Chatting with the GP once more useful. Dr Nanda advised me that weight loss in many cases can initially be rapid, and that the decline tends to be slower after a period of time has elapsed when excess water is lost. He said that I should be happy if I lose only nine or 10 kilos over the next six months. I said that my policy with regards to the speed of weight loss is patience. I have to be happy, I said – wild and optimistic, at the end of the month it seemed likely to remain – with losing only about half a kilo each week and reckoned aloud that I’d be at 100kg by the end of the year. He countered placidly by saying that I must find a manner of eating that I can live with for the rest of my life. 

After I’d chimed in with my own words, Dr Nanda said that some people get disappointed with slow progress and revert to bad habits. If I feel hungry and need a snack he suggested that as well as the three brands of low-carb confections I was getting from the supermarket – delicious and filling and containing almost zero carbs – instead of a biscuit I could eat a handful of cheese or some nuts. This was advice I would take to heart and, in fact, was already following.

24 November

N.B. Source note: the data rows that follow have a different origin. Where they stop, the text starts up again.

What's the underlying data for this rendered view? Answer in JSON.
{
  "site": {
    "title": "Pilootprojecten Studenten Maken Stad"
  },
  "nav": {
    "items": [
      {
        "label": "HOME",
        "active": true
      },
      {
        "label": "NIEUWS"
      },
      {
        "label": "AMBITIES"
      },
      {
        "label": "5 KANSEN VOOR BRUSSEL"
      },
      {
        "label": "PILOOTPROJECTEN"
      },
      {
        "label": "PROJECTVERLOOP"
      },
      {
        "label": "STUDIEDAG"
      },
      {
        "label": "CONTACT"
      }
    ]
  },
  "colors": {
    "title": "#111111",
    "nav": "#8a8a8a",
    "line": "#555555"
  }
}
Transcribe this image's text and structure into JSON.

Weigh-in this morning gave a figure of 109kg. This day I noticed a peculiar feature of the Apple Health app. Usually, every morning before getting dressed I weigh myself but on this Tuesday I got a reading the first time of 109.4kg – which I thought strange since it was higher than the previous day’s – then after a bit used the loo and proceeded to remove my clothes and weigh-in again. 

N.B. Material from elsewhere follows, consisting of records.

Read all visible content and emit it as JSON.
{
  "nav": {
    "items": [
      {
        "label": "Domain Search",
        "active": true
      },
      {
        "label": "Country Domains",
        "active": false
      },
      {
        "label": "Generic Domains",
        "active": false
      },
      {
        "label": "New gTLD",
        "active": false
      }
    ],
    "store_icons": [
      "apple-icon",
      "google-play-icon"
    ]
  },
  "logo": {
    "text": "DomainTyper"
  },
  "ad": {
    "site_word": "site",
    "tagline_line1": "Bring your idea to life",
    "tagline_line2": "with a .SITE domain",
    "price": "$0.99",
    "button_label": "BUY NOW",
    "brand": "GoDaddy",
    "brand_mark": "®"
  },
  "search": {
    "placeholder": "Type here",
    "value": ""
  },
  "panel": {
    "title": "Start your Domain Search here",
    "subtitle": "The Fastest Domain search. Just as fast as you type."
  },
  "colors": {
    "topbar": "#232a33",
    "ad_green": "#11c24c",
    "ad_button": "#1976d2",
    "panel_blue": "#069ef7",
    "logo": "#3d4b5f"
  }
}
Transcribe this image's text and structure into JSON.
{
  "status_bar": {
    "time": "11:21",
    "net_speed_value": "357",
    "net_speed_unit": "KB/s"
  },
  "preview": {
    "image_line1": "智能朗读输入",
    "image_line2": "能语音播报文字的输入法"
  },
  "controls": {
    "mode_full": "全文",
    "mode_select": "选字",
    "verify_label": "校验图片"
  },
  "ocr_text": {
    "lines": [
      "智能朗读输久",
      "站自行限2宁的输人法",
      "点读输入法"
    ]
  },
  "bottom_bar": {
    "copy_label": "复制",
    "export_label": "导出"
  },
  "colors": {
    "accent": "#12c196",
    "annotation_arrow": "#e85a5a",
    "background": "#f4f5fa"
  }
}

This time the reading was lower but the Health app now showed an average weight for this day. This is because, when entered, readings have a time flag, so putting in two figures separated by, say, 20 minutes, makes the app average the numbers to give a composite figure. Also, you cannot go back and change a figure once it is entered and, if you want to revise a reading, you can only enter a new figure. The app averages both figures to arrive at a third figure. The app’s makers settled on this compromise evidently in order to simplify the interface; if they’d made the app able to let you edit earlier readings it would’ve made the app more complex to use. However, it lets you enter a figure for a past day at a specific time. The FatSecret app doesn’t handle weight readings in this way, and allows you to edit a daily figure – but only on the day in question. 

25 November

Morning weigh-in read 108.6kg. In the morning went to Coles and bought (see receipt below) tomatoes, mushrooms, baby spinach, cheddar cheese, gruyere cheese, sliced pastrami, sliced ham, bacon, mayonnaise, low-carb snacks, and flavoured sugarless mineral water.

28 November

Morning weigh-in read 108.4kg. Later, went to Coles and bought (see receipt below) shortcut bacon, an avocado, sliced pastrami, and sugarless flavoured mineral water. 

29 November

Morning weigh-in read 108.3kg. Later went to Coles and bought (see receipt below) red Leicester cheese, apples, strawberries, Greek yoghurt, and flavoured sugarless mineral water.

Calorie intake for the week was, as follows:

Activity for the week was, as follows:

And macronutrient intake for the week:

This week I ate an average of 45g of carbs a day.